§ Mr. Littleton
said, that he was requested by his hon. friend, the member for Stafford (Mr. Chetwynd), to move for certain papers which were intended to show what had been the operation of the Vagrant act, which had been passed last session. That act had been the object of much clamour, which arose from the said act having been misunderstood. By obtaining the passing of that act, his hon. friend had saved the counties of England and Wales the sum of 100,000l. annually, which had been heretofore expended in passing vagrants from one part of the country to another. To his hon. friend also belonged the credit of having consolidated about fifty acts relative to vagrancy into one act.
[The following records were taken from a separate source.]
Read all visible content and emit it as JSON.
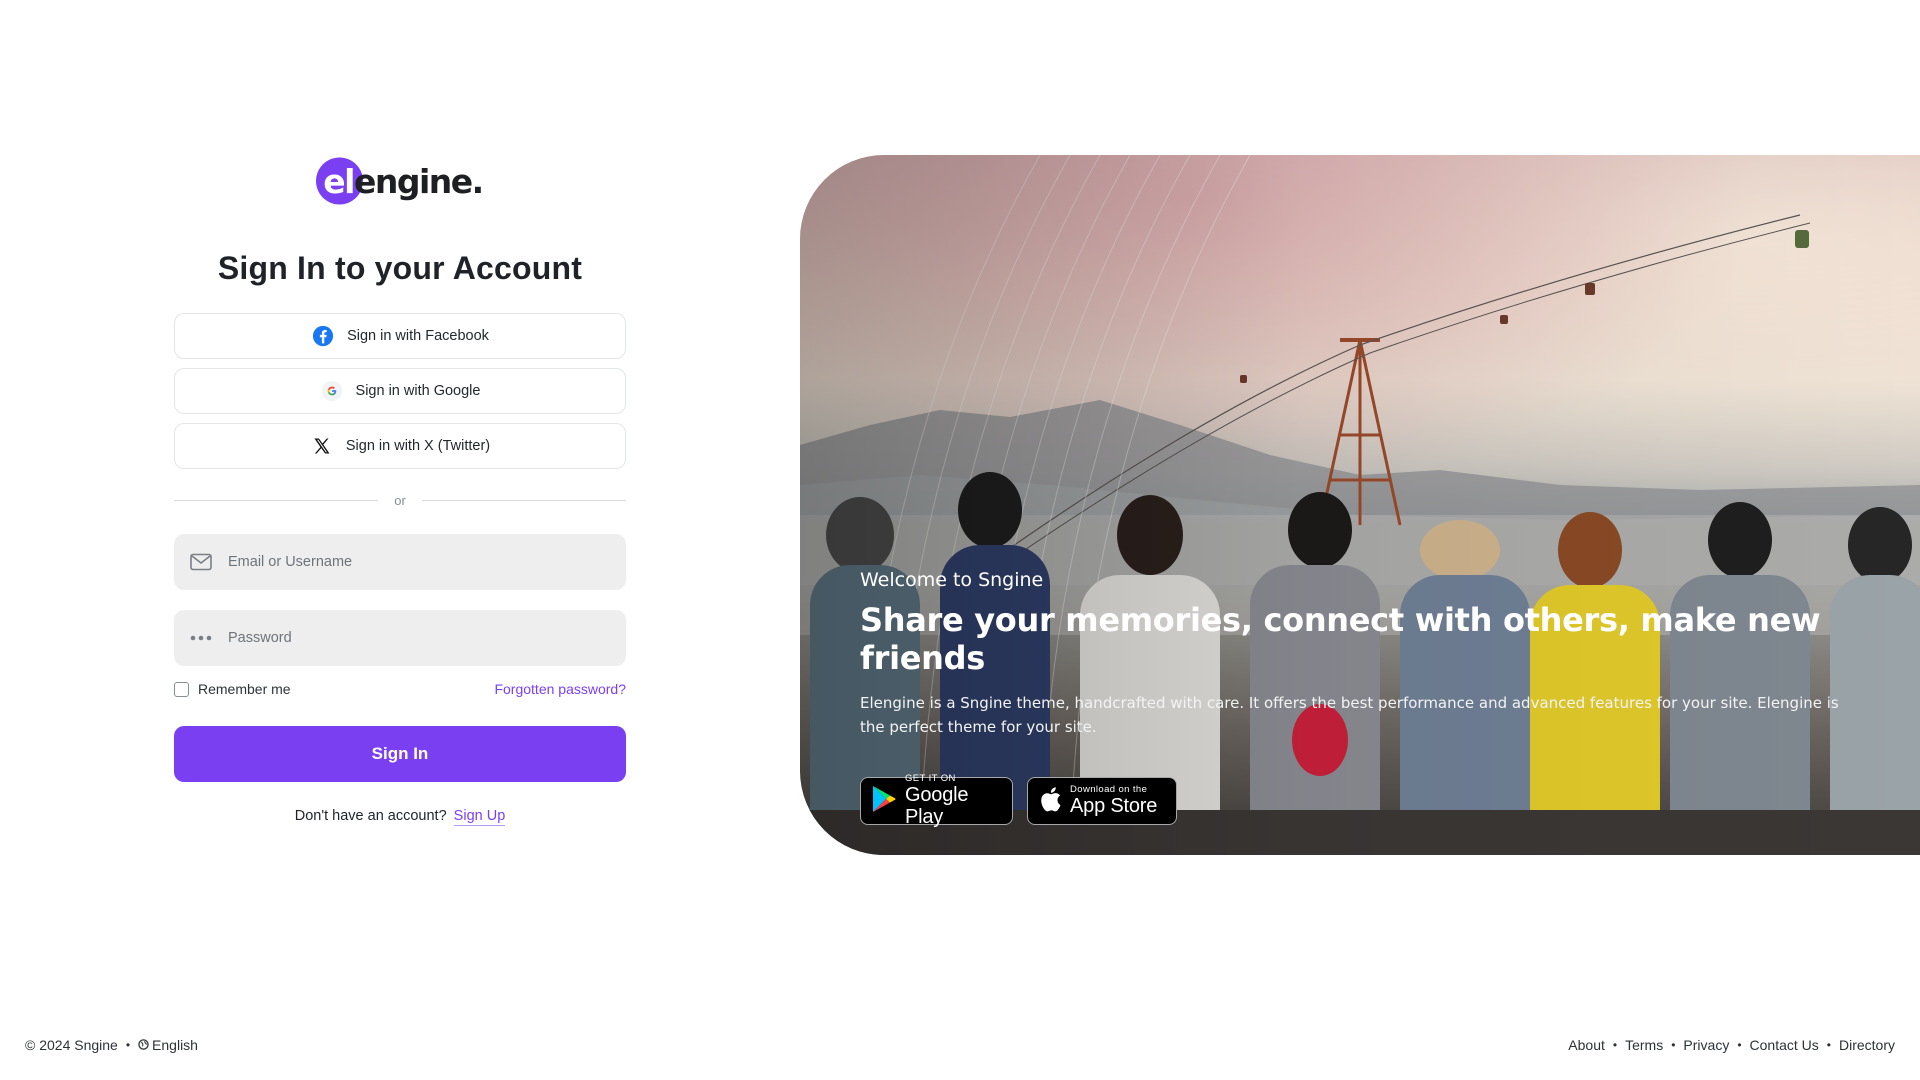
{
  "logo": {
    "mark": "el",
    "rest": "engine."
  },
  "title": "Sign In to your Account",
  "social": {
    "facebook_label": "Sign in with Facebook",
    "google_label": "Sign in with Google",
    "twitter_label": "Sign in with X (Twitter)"
  },
  "divider": "or",
  "form": {
    "email_placeholder": "Email or Username",
    "email_value": "",
    "password_placeholder": "Password",
    "password_value": "",
    "remember_label": "Remember me",
    "remember_checked": false,
    "forgot_label": "Forgotten password?",
    "signin_label": "Sign In",
    "signup_prompt": "Don't have an account?",
    "signup_label": "Sign Up"
  },
  "hero": {
    "welcome": "Welcome to Sngine",
    "headline": "Share your memories, connect with others, make new friends",
    "description": "Elengine is a Sngine theme, handcrafted with care. It offers the best performance and advanced features for your site. Elengine is the perfect theme for your site.",
    "google_play": {
      "small": "GET IT ON",
      "big": "Google Play"
    },
    "app_store": {
      "small": "Download on the",
      "big": "App Store"
    }
  },
  "footer": {
    "copyright": "© 2024 Sngine",
    "language": "English",
    "links": [
      "About",
      "Terms",
      "Privacy",
      "Contact Us",
      "Directory"
    ]
  },
  "colors": {
    "accent": "#7b3ff2",
    "input_bg": "#eeeeef",
    "border": "#e3e5e8"
  },
  "icons": {
    "email": "envelope-icon",
    "password": "dots-icon",
    "facebook": "facebook-icon",
    "google": "google-icon",
    "twitter": "x-icon",
    "globe": "globe-icon",
    "google_play": "google-play-icon",
    "app_store": "apple-icon"
  }
}
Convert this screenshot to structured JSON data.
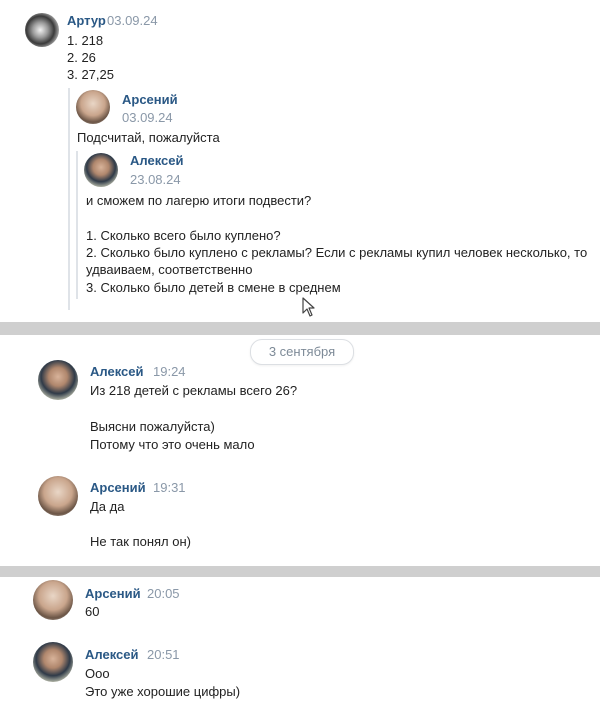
{
  "top_message": {
    "author": "Артур",
    "date": "03.09.24",
    "lines": [
      "1. 218",
      "2. 26",
      "3. 27,25"
    ],
    "forward1": {
      "author": "Арсений",
      "date": "03.09.24",
      "text": "Подсчитай, пожалуйста",
      "forward2": {
        "author": "Алексей",
        "date": "23.08.24",
        "lines": [
          "и сможем по лагерю итоги подвести?",
          "",
          "1. Сколько всего было куплено?",
          "2. Сколько было куплено с рекламы? Если с рекламы купил человек несколько, то",
          "удваиваем, соответственно",
          "3. Сколько было детей в смене в среднем"
        ]
      }
    }
  },
  "date_divider": "3 сентября",
  "messages": [
    {
      "author": "Алексей",
      "time": "19:24",
      "lines": [
        "Из 218 детей с рекламы всего 26?",
        "",
        "Выясни пожалуйста)",
        "Потому что это очень мало"
      ]
    },
    {
      "author": "Арсений",
      "time": "19:31",
      "lines": [
        "Да да",
        "",
        "Не так понял он)"
      ]
    },
    {
      "author": "Арсений",
      "time": "20:05",
      "lines": [
        "60"
      ]
    },
    {
      "author": "Алексей",
      "time": "20:51",
      "lines": [
        "Ооо",
        "Это уже хорошие цифры)"
      ]
    }
  ],
  "colors": {
    "name": "#2a5885",
    "time": "#8a98a8",
    "separator": "#cfcfcf"
  }
}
When the subject should be discussed, he believed it would be found that the clamour to which he had alluded had been excited, not so much by the law, as by the indiscretion of some magistrates who had administered it. He then moved for a return of the number of persons committed under the vagrant laws to the respective prisons in England and Wales, specifying the particular act of vagrancy for which each person was committed, from the 1st Jan. 1820, to the 1st Jan. 1824 likewise for a return of the sums of money paid by the treasurers of counties in England and Wales, for the passing of vagrants, from the 1st Jan. 1820, to the 1st Jan. 1824;.—Ordered.